Quite often, vehicles enter your shop which feature a trailer hitch (bumper hitch, frame-mounted hitch receiver). This should alert you to that fact that the customer may, on occasion, be using their vehicle to tow a recreational or commercial trailer.
Granted, many light trucks often feature a hitch receiver as standard equipment and may never be used. Regardless, it’s not a bad idea to discuss this with the customer. You may find that only a light utility, boat or motorcycle trailer is pulled on rare occasions, or you may discover that the customer routinely pulls a heavier open car trailer (transporting a collector car), an enclosed car, horse or commercial trailer. If heavy tongue weights are involved, this can affect front wheel alignment and related premature tire wear.
Discussing towing issues with the customer can lead to increased business for the shop in terms of wheel alignments, shocks, springs, brake system repairs or upgrades, as well as the potential for tire sales. During your talk with the customer, you may find that they experience a “light” steering condition and wandering at highway speed. Excessive trailer tongue weight results in uneven weight distribution between the tow vehicle’s front and rear axles. Reducing front end weight causes the steer axle wheels to disturb toe and camber angles, resulting in less-than-efficient tire contact patch to the road surface and uneven and premature front tire wear.

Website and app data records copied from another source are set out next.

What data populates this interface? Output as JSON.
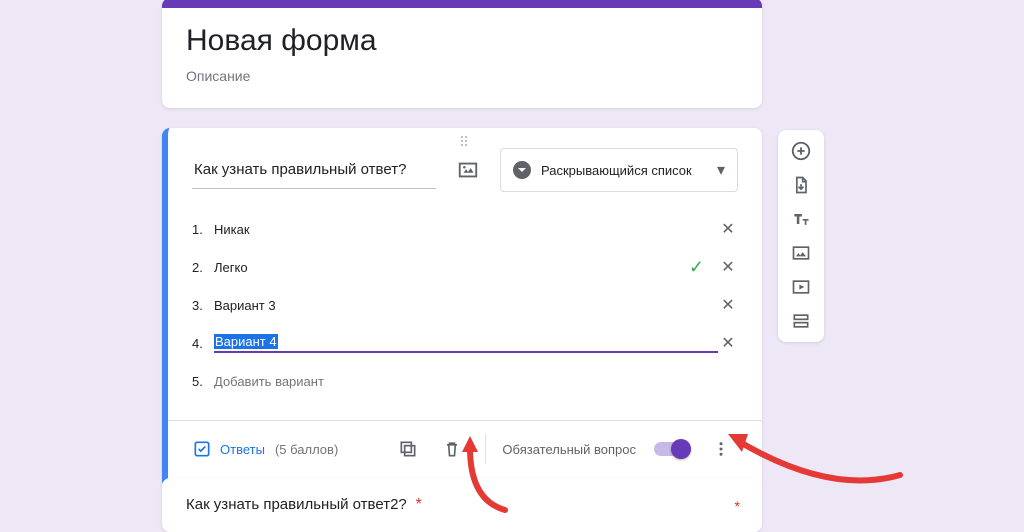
{
  "header": {
    "title": "Новая форма",
    "description": "Описание"
  },
  "question": {
    "title": "Как узнать правильный ответ?",
    "type_label": "Раскрывающийся список",
    "options": [
      {
        "n": "1.",
        "text": "Никак",
        "correct": false
      },
      {
        "n": "2.",
        "text": "Легко",
        "correct": true
      },
      {
        "n": "3.",
        "text": "Вариант 3",
        "correct": false
      },
      {
        "n": "4.",
        "text": "Вариант 4",
        "correct": false,
        "editing": true
      }
    ],
    "add_option": {
      "n": "5.",
      "text": "Добавить вариант"
    }
  },
  "footer": {
    "answers_label": "Ответы",
    "points": "(5 баллов)",
    "required_label": "Обязательный вопрос"
  },
  "next_question": {
    "title": "Как узнать правильный ответ2?",
    "required_marker": "*"
  }
}
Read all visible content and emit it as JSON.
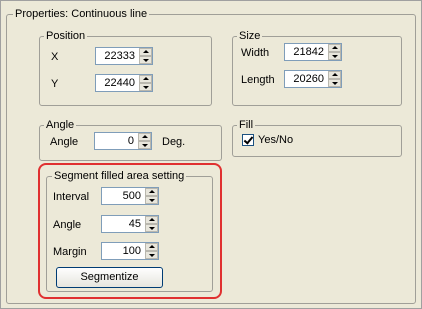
{
  "panel": {
    "title": "Properties: Continuous line"
  },
  "position": {
    "title": "Position",
    "x": {
      "label": "X",
      "value": "22333"
    },
    "y": {
      "label": "Y",
      "value": "22440"
    }
  },
  "size": {
    "title": "Size",
    "width": {
      "label": "Width",
      "value": "21842"
    },
    "length": {
      "label": "Length",
      "value": "20260"
    }
  },
  "angle": {
    "title": "Angle",
    "label": "Angle",
    "value": "0",
    "unit": "Deg."
  },
  "fill": {
    "title": "Fill",
    "checkbox_label": "Yes/No",
    "checked": true
  },
  "segment": {
    "title": "Segment filled area setting",
    "interval": {
      "label": "Interval",
      "value": "500"
    },
    "angle": {
      "label": "Angle",
      "value": "45"
    },
    "margin": {
      "label": "Margin",
      "value": "100"
    },
    "button_label": "Segmentize"
  },
  "colors": {
    "highlight": "#e03030",
    "panel_bg": "#ece9d8",
    "input_border": "#7f9db9"
  }
}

If the towing trips are rare and involve relatively short distances, this may not be an issue. However, if the towing scenario involves long distances and/or frequent towing (where the vehicle is primarily used for towing), options to increase vehicle stability and tire life might include the addition of weight distribution bars on the trailer A-frame in an effort to maintain proper ride height, increase steering feel and reduce tire wear. If the rig will experience an extended distance trip (let’s say the customer plans to tow cross-country), you might consider adjusting the front wheel alignment to compensate for the added tongue weight. Once the customer has returned from the trip, wheel alignment could then be re-adjusted for non-towing use.
Even with properly operating trailer brakes, the tow vehicle’s brakes experience a more severe workout, especially when braking during a steep downhill situation. Unfortunately, trailer brakes are notorious for glitches. In the event of poor performance of the trailer brakes, or failure of the trailer brakes, the vehicle’s braking system will bear the brunt during slowdowns and stopping.
If the customer notes that he’s had a hard time stopping during trailering, and/or even when driving the vehicle without the trailer attached, the brake system should be inspected for condition, including pad and rotor wear, rotor glazing and cracking, signs of overheating, etc.
If you see a trailer connection on a customer’s vehicle, take a few minutes to discuss this with the customer. If he or she has experienced no problems, fine. But bringing up this topic just might provide the opening for the customer to then relate issues that they’ve had, which can lead to both helping the customer and generating additional service work. ■
To read more of Mike Mavrigian's editorials, click: